Home Safety Tips
Thursday June 29, 2017
As they say, home is where the heart is (and where we spend a lot of time), so it’s important to keep your home happy and safe. When you care for someone with dementia, there are new things to consider when thinking about the safety of your home. The goal of home safety is to prevent the avoidable disasters, to the best of our ability, and to prepare for the inevitable ones. These are our home safety tips for caregivers.
As always, if this blog sparks any questions or if you would like to talk about your specific situation, give us a call at 901.854.1200 or email our Social Worker, Sheri Wammack, at firstname.lastname@example.org. We would be happy to answer your questions!

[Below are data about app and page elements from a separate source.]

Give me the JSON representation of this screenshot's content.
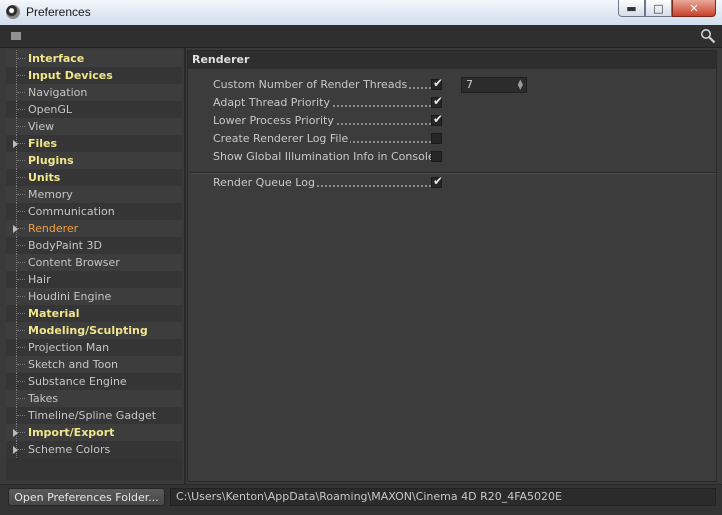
{
  "window": {
    "title": "Preferences",
    "minimize": "▬",
    "maximize": "□",
    "close": "✕"
  },
  "tree": {
    "items": [
      {
        "label": "Interface",
        "bold": true,
        "expandable": false
      },
      {
        "label": "Input Devices",
        "bold": true,
        "expandable": false
      },
      {
        "label": "Navigation",
        "bold": false,
        "expandable": false
      },
      {
        "label": "OpenGL",
        "bold": false,
        "expandable": false
      },
      {
        "label": "View",
        "bold": false,
        "expandable": false
      },
      {
        "label": "Files",
        "bold": true,
        "expandable": true
      },
      {
        "label": "Plugins",
        "bold": true,
        "expandable": false
      },
      {
        "label": "Units",
        "bold": true,
        "expandable": false
      },
      {
        "label": "Memory",
        "bold": false,
        "expandable": false
      },
      {
        "label": "Communication",
        "bold": false,
        "expandable": false
      },
      {
        "label": "Renderer",
        "bold": false,
        "expandable": true,
        "selected": true
      },
      {
        "label": "BodyPaint 3D",
        "bold": false,
        "expandable": false
      },
      {
        "label": "Content Browser",
        "bold": false,
        "expandable": false
      },
      {
        "label": "Hair",
        "bold": false,
        "expandable": false
      },
      {
        "label": "Houdini Engine",
        "bold": false,
        "expandable": false
      },
      {
        "label": "Material",
        "bold": true,
        "expandable": false
      },
      {
        "label": "Modeling/Sculpting",
        "bold": true,
        "expandable": false
      },
      {
        "label": "Projection Man",
        "bold": false,
        "expandable": false
      },
      {
        "label": "Sketch and Toon",
        "bold": false,
        "expandable": false
      },
      {
        "label": "Substance Engine",
        "bold": false,
        "expandable": false
      },
      {
        "label": "Takes",
        "bold": false,
        "expandable": false
      },
      {
        "label": "Timeline/Spline Gadget",
        "bold": false,
        "expandable": false
      },
      {
        "label": "Import/Export",
        "bold": true,
        "expandable": true
      },
      {
        "label": "Scheme Colors",
        "bold": false,
        "expandable": true
      }
    ]
  },
  "panel": {
    "header": "Renderer",
    "options": [
      {
        "label": "Custom Number of Render Threads",
        "checked": true
      },
      {
        "label": "Adapt Thread Priority",
        "checked": true
      },
      {
        "label": "Lower Process Priority",
        "checked": true
      },
      {
        "label": "Create Renderer Log File",
        "checked": false
      },
      {
        "label": "Show Global Illumination Info in Console",
        "checked": false
      }
    ],
    "threads_value": "7",
    "queue_option": {
      "label": "Render Queue Log",
      "checked": true
    }
  },
  "bottom": {
    "open_button": "Open Preferences Folder...",
    "path": "C:\\Users\\Kenton\\AppData\\Roaming\\MAXON\\Cinema 4D R20_4FA5020E"
  },
  "colors": {
    "bold_item": "#f0e68c",
    "selected_item": "#f5a040",
    "background": "#3a3a3a"
  },
  "icons": {
    "grip": "grip-icon",
    "search": "search-icon",
    "check": "check-icon"
  }
}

General Home Tips
- Display emergency numbers in a prominent place, such as the refrigerator or taped to the inside of a kitchen cabinet. Also, put those numbers in your cell phone contacts. These numbers could include personal emergency contacts, non-emergency numbers for your local police and fire departments, and poison control (1-800-222-1222).
- Have an updated copy of your loved one’s medications (dosage and frequency) and allergies in a place where you can find it quickly. OR have that information listed in the notes on your phone.
- Check your hot water heater settings. The hottest setting needs to bearable to the touch. Your loved one may unintentionally turn the water as hot as it will go and burn his or herself.
- Test your smoke and carbon monoxide detectors regularly to ensure batteries are working. Once a month is recommended.
- If you still have a landline, set your answering machine to begin after the shortest ring setting available, so you can better screen calls and ensure your loved one won’t fall victim to telephone scams.
- Remove all weapons from the house, or have them hidden and locked away. Keep all weapons disarmed.
- Label important rooms and spaces, such as the bathroom. You may want to use pictures or symbols instead of words if your loved one has trouble reading.
- Remove locks on interior doors, so your loved one cannot lock his or herself in a room.
- Get rid of the junk drawer… and the junk in general. Clutter causes confusion. Is it trash or food? Is it scrap paper or an important receipt? No one knows! Keep it simple and clean.
- Make sure you have at least one fire extinguisher in working order and know how to use it. Here’s a short video from FEMA if you are unsure of the proper procedure.
- If you have a gas stove, make sure you know where the shut-off valve is located.
- Unplug the microwave (or any appliance of concern) when not in use. This way you can better monitor use the appliance.
- Put knives, other sharp utensils, and any precious/breakable items in cabinets with child-proof locks.
- Keep alcohol hidden or locked away.
- Use a drain trap in the kitchen sink.
- Lock up medications (both prescription and over the counter).
- If your loved one seems confused about the difference between the toilet and the sink, install a brightly colored toilet seat.
- Good lighting is essential in hallways and rooms. Also, consider nighttime lighting. Place nightlights throughout the house, or keep key lights on when it’s dark outside.
- Try to avoid using extension cords, and if you have to use them, make sure they are tucked away out of foot paths.
- Make sure your stairway has a hand rail. And if you have slippery stairs, add something like a clear, adhesive stair tread to add more traction. Putting reflective or brightly-colored tape on the end of each stair might also be useful.
- Use slip resistant wax when finishing floors.
- Remove throw rugs. While rugs are pretty, they are a fall hazard.
- Avoid clutter. The more things there are, the more things there are to trip over!
- If you have a pool, make sure your loved one does not have easy access. A gate will help ensure he or she doesn’t accidentally fall in.
- Remove the fuel sources for grills when not being used.
- Keep power tools locked up and out of sight.
- Keep a spare key outside in a hidden area just in case your loved one locks you out.